By Kenneth Coppens ; Updated September 21, 2017
The leaves of a peppermint plant.
mint image by Allyson Ricketts from Fotolia.com

Peppermint is an herb that is often used as a flavoring agent in drinks, food and hygiene products. It also has several medicinal qualities and can be used as an aid in treating digestive disorders, skin irritations and headaches. Due to the versatility of the herb, it's a popular choice for herb gardens. Like other members of the mint family, peppermint is a hardy herb and requires very little maintenance in order to survive. However, there are some tips that can help you get the most out of your peppermint plants.
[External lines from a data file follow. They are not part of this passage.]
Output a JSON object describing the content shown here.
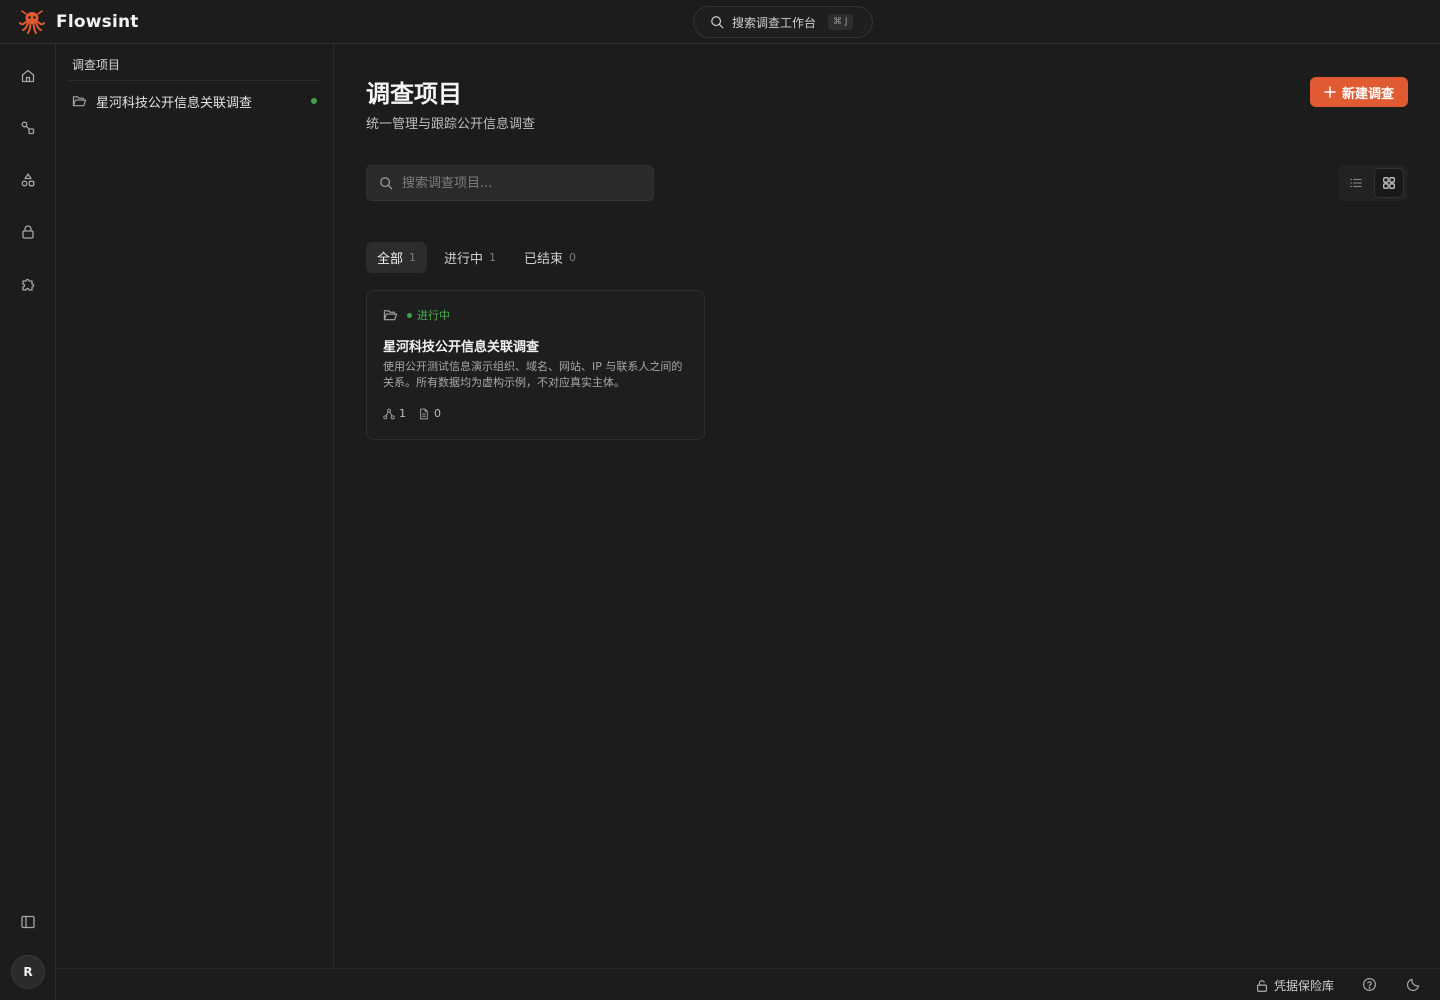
{
  "app": {
    "name": "Flowsint",
    "brand_color": "#e05a32"
  },
  "command_search": {
    "label": "搜索调查工作台",
    "shortcut": "⌘ J"
  },
  "rail": {
    "items": [
      "home-icon",
      "flows-icon",
      "shapes-icon",
      "lock-icon",
      "puzzle-icon"
    ],
    "bottom": [
      "panel-toggle-icon"
    ],
    "avatar_initial": "R"
  },
  "sidebar": {
    "title": "调查项目",
    "items": [
      {
        "label": "星河科技公开信息关联调查",
        "status_color": "#3fa34d"
      }
    ]
  },
  "main": {
    "title": "调查项目",
    "subtitle": "统一管理与跟踪公开信息调查",
    "new_button": "新建调查",
    "search_placeholder": "搜索调查项目...",
    "view_modes": [
      "list",
      "grid"
    ],
    "active_view": "grid",
    "tabs": [
      {
        "label": "全部",
        "count": "1"
      },
      {
        "label": "进行中",
        "count": "1"
      },
      {
        "label": "已结束",
        "count": "0"
      }
    ],
    "cards": [
      {
        "status": "进行中",
        "title": "星河科技公开信息关联调查",
        "description": "使用公开测试信息演示组织、域名、网站、IP 与联系人之间的关系。所有数据均为虚构示例，不对应真实主体。",
        "graphs": "1",
        "documents": "0"
      }
    ]
  },
  "footer": {
    "vault_label": "凭据保险库"
  }
}
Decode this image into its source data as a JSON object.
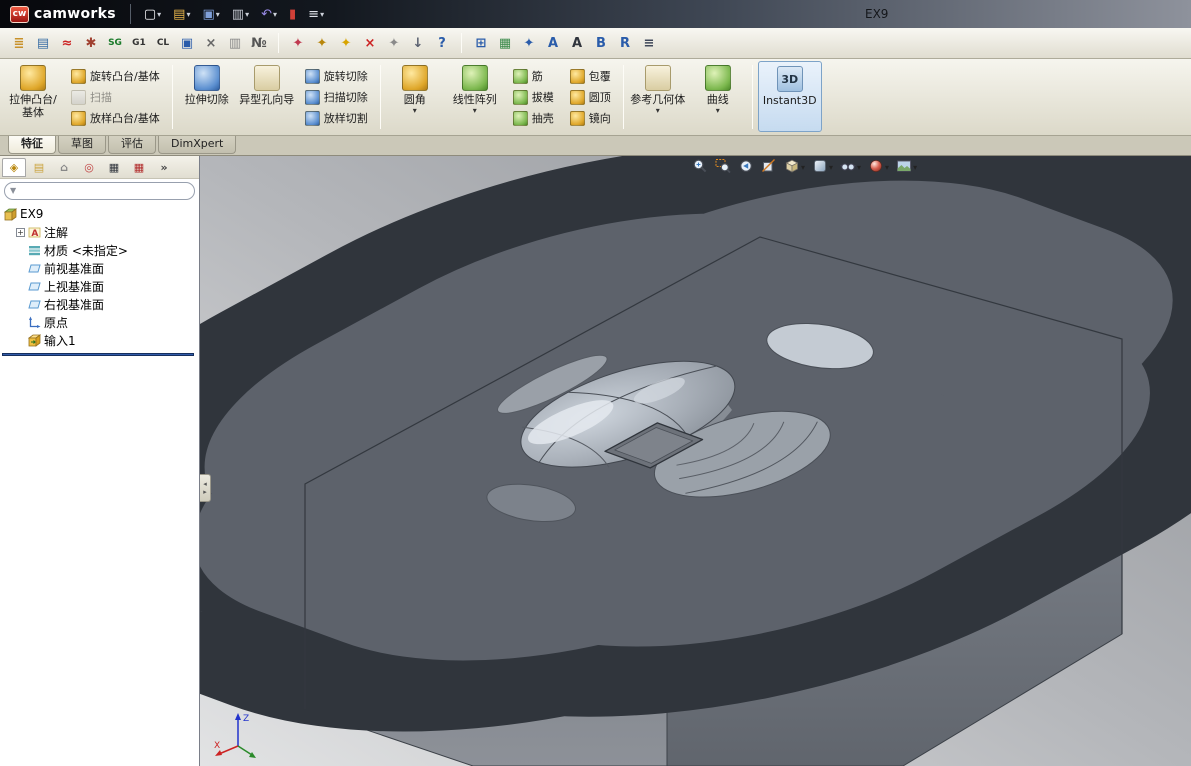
{
  "titlebar": {
    "logo_badge": "cw",
    "logo_text": "camworks",
    "document_title": "EX9",
    "quick_icons": [
      {
        "name": "new-document-icon",
        "glyph": "▢",
        "color": "#f5f6f8",
        "dropdown": true
      },
      {
        "name": "open-folder-icon",
        "glyph": "▤",
        "color": "#e8b64c",
        "dropdown": true
      },
      {
        "name": "save-icon",
        "glyph": "▣",
        "color": "#7f9fd8",
        "dropdown": true
      },
      {
        "name": "print-icon",
        "glyph": "▥",
        "color": "#c8ccd4",
        "dropdown": true
      },
      {
        "name": "undo-icon",
        "glyph": "↶",
        "color": "#9a8ce8",
        "dropdown": true
      },
      {
        "name": "rebuild-stoplight-icon",
        "glyph": "▮",
        "color": "#d04038",
        "dropdown": false
      },
      {
        "name": "options-list-icon",
        "glyph": "≡",
        "color": "#dde1e8",
        "dropdown": true
      }
    ]
  },
  "camworks_toolbar": {
    "groups": [
      {
        "icons": [
          {
            "name": "stack-gold-icon",
            "glyph": "≣",
            "color": "#c8912a"
          },
          {
            "name": "notebook-icon",
            "glyph": "▤",
            "color": "#3a6ea5"
          },
          {
            "name": "red-wave-icon",
            "glyph": "≈",
            "color": "#cc2222"
          },
          {
            "name": "gear-icon",
            "glyph": "✱",
            "color": "#a04030"
          },
          {
            "name": "sg-badge-icon",
            "glyph": "SG",
            "color": "#1a7a2a"
          },
          {
            "name": "g1-badge-icon",
            "glyph": "G1",
            "color": "#333333"
          },
          {
            "name": "cl-badge-icon",
            "glyph": "CL",
            "color": "#333333"
          },
          {
            "name": "monitor-icon",
            "glyph": "▣",
            "color": "#2a5caa"
          },
          {
            "name": "scissors-icon",
            "glyph": "×",
            "color": "#666666"
          },
          {
            "name": "sheet-icon",
            "glyph": "▥",
            "color": "#888888"
          },
          {
            "name": "numbered-list-icon",
            "glyph": "№",
            "color": "#555555"
          }
        ]
      },
      {
        "icons": [
          {
            "name": "drill-red-icon",
            "glyph": "✦",
            "color": "#c03a50"
          },
          {
            "name": "drill-gold-icon",
            "glyph": "✦",
            "color": "#b8860b"
          },
          {
            "name": "drill-yellow-icon",
            "glyph": "✦",
            "color": "#d8a400"
          },
          {
            "name": "drill-cross-red-icon",
            "glyph": "×",
            "color": "#cc2222"
          },
          {
            "name": "drill-gray-icon",
            "glyph": "✦",
            "color": "#8a8a8a"
          },
          {
            "name": "down-arrow-icon",
            "glyph": "↓",
            "color": "#5a6070"
          },
          {
            "name": "help-icon",
            "glyph": "?",
            "color": "#2a5caa"
          }
        ]
      },
      {
        "icons": [
          {
            "name": "grid-plus-icon",
            "glyph": "⊞",
            "color": "#2a5caa"
          },
          {
            "name": "checklist-icon",
            "glyph": "▦",
            "color": "#3a8a4a"
          },
          {
            "name": "drill-blue-icon",
            "glyph": "✦",
            "color": "#2a5caa"
          },
          {
            "name": "letter-a-blue-icon",
            "glyph": "A",
            "color": "#2a5caa"
          },
          {
            "name": "letter-a-dark-icon",
            "glyph": "A",
            "color": "#30343c"
          },
          {
            "name": "letter-b-blue-icon",
            "glyph": "B",
            "color": "#2a5caa"
          },
          {
            "name": "letter-r-blue-icon",
            "glyph": "R",
            "color": "#2a5caa"
          },
          {
            "name": "list-equals-icon",
            "glyph": "≡",
            "color": "#40485a"
          }
        ]
      }
    ]
  },
  "ribbon": {
    "items": [
      {
        "kind": "large",
        "name": "extruded-boss-base-button",
        "label": "拉伸凸台/基体",
        "style": "gold",
        "dropdown": false
      },
      {
        "kind": "stack",
        "buttons": [
          {
            "name": "revolved-boss-base-button",
            "label": "旋转凸台/基体",
            "style": "gold",
            "disabled": false
          },
          {
            "name": "swept-boss-base-button",
            "label": "扫描",
            "style": "gray",
            "disabled": true
          },
          {
            "name": "lofted-boss-base-button",
            "label": "放样凸台/基体",
            "style": "gold",
            "disabled": false
          }
        ]
      },
      {
        "kind": "sep"
      },
      {
        "kind": "large",
        "name": "extruded-cut-button",
        "label": "拉伸切除",
        "style": "blue",
        "dropdown": false
      },
      {
        "kind": "large",
        "name": "hole-wizard-button",
        "label": "异型孔向导",
        "style": "cream",
        "dropdown": false
      },
      {
        "kind": "stack",
        "buttons": [
          {
            "name": "revolved-cut-button",
            "label": "旋转切除",
            "style": "blue",
            "disabled": false
          },
          {
            "name": "swept-cut-button",
            "label": "扫描切除",
            "style": "blue",
            "disabled": false
          },
          {
            "name": "lofted-cut-button",
            "label": "放样切割",
            "style": "blue",
            "disabled": false
          }
        ]
      },
      {
        "kind": "sep"
      },
      {
        "kind": "large",
        "name": "fillet-button",
        "label": "圆角",
        "style": "gold",
        "dropdown": true
      },
      {
        "kind": "large",
        "name": "linear-pattern-button",
        "label": "线性阵列",
        "style": "green",
        "dropdown": true
      },
      {
        "kind": "stack",
        "buttons": [
          {
            "name": "rib-button",
            "label": "筋",
            "style": "green",
            "disabled": false
          },
          {
            "name": "draft-button",
            "label": "拔模",
            "style": "green",
            "disabled": false
          },
          {
            "name": "shell-button",
            "label": "抽壳",
            "style": "green",
            "disabled": false
          }
        ]
      },
      {
        "kind": "stack",
        "buttons": [
          {
            "name": "wrap-button",
            "label": "包覆",
            "style": "gold",
            "disabled": false
          },
          {
            "name": "dome-button",
            "label": "圆顶",
            "style": "gold",
            "disabled": false
          },
          {
            "name": "mirror-button",
            "label": "镜向",
            "style": "gold",
            "disabled": false
          }
        ]
      },
      {
        "kind": "sep"
      },
      {
        "kind": "large",
        "name": "reference-geometry-button",
        "label": "参考几何体",
        "style": "cream",
        "dropdown": true
      },
      {
        "kind": "large",
        "name": "curves-button",
        "label": "曲线",
        "style": "green",
        "dropdown": true
      },
      {
        "kind": "sep"
      },
      {
        "kind": "large",
        "name": "instant3d-button",
        "label": "Instant3D",
        "style": "instant",
        "dropdown": false,
        "active": true
      }
    ]
  },
  "command_tabs": {
    "active_index": 0,
    "tabs": [
      {
        "name": "tab-features",
        "label": "特征"
      },
      {
        "name": "tab-sketch",
        "label": "草图"
      },
      {
        "name": "tab-evaluate",
        "label": "评估"
      },
      {
        "name": "tab-dimxpert",
        "label": "DimXpert"
      }
    ]
  },
  "feature_tree": {
    "tabs": [
      {
        "name": "featuremanager-tree-tab",
        "glyph": "◈",
        "color": "#b8860b",
        "active": true
      },
      {
        "name": "propertymanager-tab",
        "glyph": "▤",
        "color": "#caa23a",
        "active": false
      },
      {
        "name": "configurationmanager-tab",
        "glyph": "⌂",
        "color": "#888888",
        "active": false
      },
      {
        "name": "dimxpertmanager-tab",
        "glyph": "◎",
        "color": "#c04040",
        "active": false
      },
      {
        "name": "camworks-feature-tree-tab",
        "glyph": "▦",
        "color": "#30343c",
        "active": false
      },
      {
        "name": "camworks-operation-tree-tab",
        "glyph": "▦",
        "color": "#b02828",
        "active": false
      },
      {
        "name": "panel-tabs-overflow",
        "glyph": "»",
        "color": "#444444",
        "active": false
      }
    ],
    "filter_value": "",
    "root_label": "EX9",
    "items": [
      {
        "label": "注解",
        "icon": "annotations",
        "expandable": true
      },
      {
        "label": "材质 <未指定>",
        "icon": "material",
        "expandable": false
      },
      {
        "label": "前视基准面",
        "icon": "plane",
        "expandable": false
      },
      {
        "label": "上视基准面",
        "icon": "plane",
        "expandable": false
      },
      {
        "label": "右视基准面",
        "icon": "plane",
        "expandable": false
      },
      {
        "label": "原点",
        "icon": "origin",
        "expandable": false
      },
      {
        "label": "输入1",
        "icon": "imported",
        "expandable": false
      }
    ]
  },
  "viewport": {
    "headsup": [
      {
        "name": "zoom-to-fit-button",
        "icon": "zoom-fit",
        "dropdown": false
      },
      {
        "name": "zoom-to-area-button",
        "icon": "zoom-area",
        "dropdown": false
      },
      {
        "name": "previous-view-button",
        "icon": "prev-view",
        "dropdown": false
      },
      {
        "name": "section-view-button",
        "icon": "section",
        "dropdown": false
      },
      {
        "name": "view-orientation-button",
        "icon": "cube",
        "dropdown": true
      },
      {
        "name": "display-style-button",
        "icon": "display",
        "dropdown": true
      },
      {
        "name": "hide-show-items-button",
        "icon": "glasses",
        "dropdown": true
      },
      {
        "name": "edit-appearance-button",
        "icon": "sphere",
        "dropdown": true
      },
      {
        "name": "apply-scene-button",
        "icon": "scene",
        "dropdown": true
      }
    ],
    "triad": {
      "x": "X",
      "z": "Z"
    }
  }
}
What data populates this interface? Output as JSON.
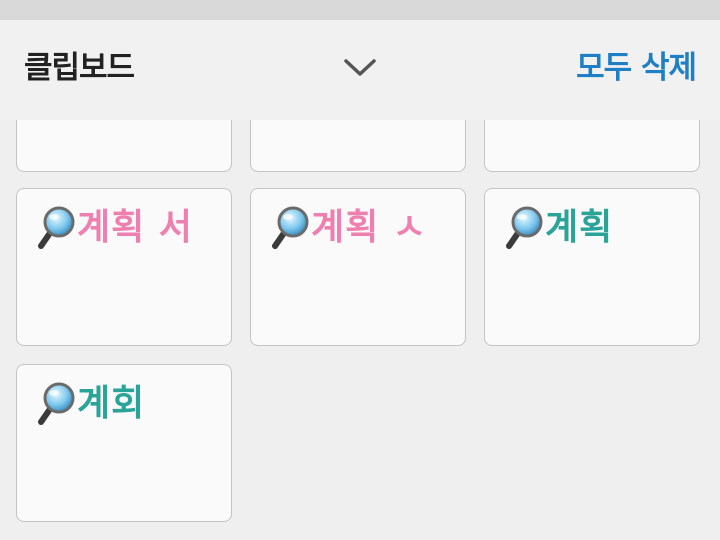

Choose a partially shaded spot to plant the peppermint seeds and remove any weeds. Mint is known for overtaking nearby herbs and plants, so make sure the chosen spot has plenty of open space.

Till the soil with a tiller to a depth of at least 6 inches. Once tilled, the soil will drain better, which is important for peppermint.

Water the soil so it is moist but not soggy.

Press three seeds ΒΌ inch deep into the soil and cover them up. Space all seeds 6 inches apart. Be sure to put three seeds in each hole as some seeds may not germinate.

Keep the soil moist throughout the entire growth cycle of the peppermint plants. Do not worry if the soil dries out occasionally as mint is quite hardy and can survive short dry spells.

Thin the plants to 18 inches apart once they reach a height of 6 inches. The best way to do this is to dig the entire plant, including the roots, out of the ground. This is the best way to prevent the mint from encroaching on other plants.


Things You Will Need

  • Tiller
  • Water
  • Peppermint seeds
  • Garden shovel

About the Author


Kenneth Coppens began his freelance writing career in 2008. His passions in life consist of extensive personal research on food, gardening and finding natural and eco-friendly alternatives to nearly all aspects of life.